By Joe Koizumi
Photos by Boxing Beat
It was a crazy Sunday with too many important bouts in Japan. In Tokyo, Naoya Inoue, a 20-year-old Japanese youngster, so brilliantly wrested the WBC 108-pound belt with such a fine demolition of Adrian Hernandez in six lopsided rounds, while WBC flyweight ruler Akira Yaegashi kept his throne by a one-punch knockout of game and gallant Mexican Odilon Zaleta in nine competitive rounds.
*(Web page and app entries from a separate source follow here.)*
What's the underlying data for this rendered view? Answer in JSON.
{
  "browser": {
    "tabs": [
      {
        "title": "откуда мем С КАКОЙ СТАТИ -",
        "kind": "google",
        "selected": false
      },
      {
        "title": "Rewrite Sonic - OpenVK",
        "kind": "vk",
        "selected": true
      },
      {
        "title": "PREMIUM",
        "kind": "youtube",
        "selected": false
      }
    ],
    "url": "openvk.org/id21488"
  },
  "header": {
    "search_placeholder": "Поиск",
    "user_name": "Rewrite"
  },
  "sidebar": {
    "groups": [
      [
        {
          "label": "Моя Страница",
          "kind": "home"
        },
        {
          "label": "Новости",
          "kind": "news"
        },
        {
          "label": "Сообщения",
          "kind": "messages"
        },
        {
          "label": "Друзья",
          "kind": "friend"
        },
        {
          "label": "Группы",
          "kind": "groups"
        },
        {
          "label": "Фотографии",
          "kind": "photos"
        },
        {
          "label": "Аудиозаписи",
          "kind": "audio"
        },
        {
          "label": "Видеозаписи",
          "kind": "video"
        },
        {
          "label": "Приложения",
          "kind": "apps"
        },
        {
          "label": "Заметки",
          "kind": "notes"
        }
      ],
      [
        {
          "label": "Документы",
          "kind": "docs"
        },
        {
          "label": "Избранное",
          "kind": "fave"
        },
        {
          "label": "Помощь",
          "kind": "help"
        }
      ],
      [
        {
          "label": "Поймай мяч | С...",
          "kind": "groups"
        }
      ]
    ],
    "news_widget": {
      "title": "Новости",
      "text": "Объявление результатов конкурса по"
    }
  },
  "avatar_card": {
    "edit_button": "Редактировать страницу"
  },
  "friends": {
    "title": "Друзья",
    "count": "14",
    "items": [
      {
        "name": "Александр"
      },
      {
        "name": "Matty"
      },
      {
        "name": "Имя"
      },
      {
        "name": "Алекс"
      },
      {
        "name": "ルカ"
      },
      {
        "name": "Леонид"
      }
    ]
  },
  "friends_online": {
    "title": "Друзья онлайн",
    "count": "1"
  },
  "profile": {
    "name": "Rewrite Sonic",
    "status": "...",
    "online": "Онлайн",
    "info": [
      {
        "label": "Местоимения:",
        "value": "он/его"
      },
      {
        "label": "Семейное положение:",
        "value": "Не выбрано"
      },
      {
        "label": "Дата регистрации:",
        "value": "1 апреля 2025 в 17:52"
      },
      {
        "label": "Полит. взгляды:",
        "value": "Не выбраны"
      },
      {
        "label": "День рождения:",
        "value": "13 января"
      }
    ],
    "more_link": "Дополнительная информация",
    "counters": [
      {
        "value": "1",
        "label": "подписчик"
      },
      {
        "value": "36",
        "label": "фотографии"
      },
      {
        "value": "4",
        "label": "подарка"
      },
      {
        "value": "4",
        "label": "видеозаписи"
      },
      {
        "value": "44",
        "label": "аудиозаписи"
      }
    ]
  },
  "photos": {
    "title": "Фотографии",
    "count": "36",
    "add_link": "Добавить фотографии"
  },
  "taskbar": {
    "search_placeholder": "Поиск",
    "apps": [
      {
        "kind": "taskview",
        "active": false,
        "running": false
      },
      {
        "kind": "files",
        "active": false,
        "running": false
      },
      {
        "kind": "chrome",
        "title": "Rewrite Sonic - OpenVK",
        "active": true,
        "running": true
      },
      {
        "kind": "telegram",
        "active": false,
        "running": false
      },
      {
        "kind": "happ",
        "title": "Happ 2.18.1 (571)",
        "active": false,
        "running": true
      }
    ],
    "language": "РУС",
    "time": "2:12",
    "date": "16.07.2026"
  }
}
The undercards were also entertaining contests with future champs therein. Former two-time national high school champ Takuma Inoue (just 2-0), 110, amazingly defeated WBA #4/WBC #5/IBF #5 Fahlan Sakkreerin Jr. (23-3, 15 KOs), 110, by a very unanimous decision (all 79-73) over eight. The 18-year-old brother of the newly crowned WBC champ Naoya also looked so talented and gifted that he beat up the more experienced son of the ex-world titlist from Thailand, battered him with more powerful combinations and piled up points very steadily. We look forward to the growth of Takuma Inoue as well as Kosei Tanaka of Nagoya, both of whom were good rivals in many amateur tournaments.
WBA #5 feather Satoshi Hosono (25-2-1, 19 KOs), 126, acquired the vacant Japanese national 126-pound belt by dispatching previously unbeaten Yuki Ogata (19-1-1, 3 KOs), 125.5, at 0:34 of the tenth and final session. The tricky Ogata had confused the onrushing hard-puncher in earlier rounds, but Hosono, three-time unsuccessful world challenger who didn’t lose in any other games but world title bouts with Poonsawan Kratingdaeng-gym (L12), Celestino Caballero (L12) and Chris John (Technial Draw 3), accelerated his attack and finally caught up with him with a flurry of punches to badly deck him once and finally halt him.
Tall and talented 115-pound hard-puncher Ryo Matsumoto (10-0, 9 KOs), 117.75, kept whipping former world challenger, shorter counterpuncher Hiroyuki Hisataka (22-12-1, 10 KOs), 117.5, by a unanimous verdict (79-73, 78-74, 77-75) over eight. Matsumoto, a Lalo Guerrero stylist with his good height, advantageous reach and hot aggression, took the initiative, battering the more experienced opponent all the way. Matsumoto is worth watching.
Roman Gonzalez (39-0, 33 KOs), 112.25, made a short work of Filipino Juan Purisima (11-3-1, 3 KOs), 112, halting him at 1:20 of the third round.
This card was presented by Ohashi Promotions in association with Teiken Promotions at the Ota Ward General Gymnasium.
In Kariya near Japan’s third biggest city Nagoya, there were also important bouts in a couple of promotions at a same venue (Aioi Hall), as follows: In the afternoon show, fast-moving Japanese southpaw Daiki Koide scored a hairline but well-received unanimous decision (97-95, 97-94, 96-94) over OPBF ranked Filipino Jose Maxian over hard-fought ten. Koide will enter the OPBF super-lightweight top ten thanks to this fine victory.
In another show at night at the same arena, Japan’s #11 super-light Ryosuke Maruki (16-2, 10 KOs) earned a close but unanimous decision (all 96-95) over OPBF ranked Filipino RJ Ano-os over ten. His welterweight younger brother Ryosuke Maruki (8-2-1, 5 KOs) dropped a hairline split duke (97-94, 96-94, 95-96) to Filipino Jaypee Ignacio (11-17-2, 2 KOs) over ten. Heavyweight Kotatsu Takehara was awarded a split nod (78-75, 77-76, 76-77) over Frenchman Cyril Leonet over eight. It’s a highly competitive crowd-pleaser.
In Mimasaka, Okayama, OPBF #10 super-feather Filipino Adones Aguelo survived an early visit to the canvas in round two, and displayed a furious retaliation so continually that he finally halted Hiroto Fukuhara at 1:26 of the eighth and final stanza. Taller lightweight Kazuhiro Nishitami won a unanimous verdict (79-73, 80-73 twice) over Filipino Gabriel Royo over eight. Fukuhara was hospitalized after his come-from-behind defeat, but he proved he was all right.
It was an extremely busy day for JBC staff and a matchmaker who covered nine bouts to see hot competitions.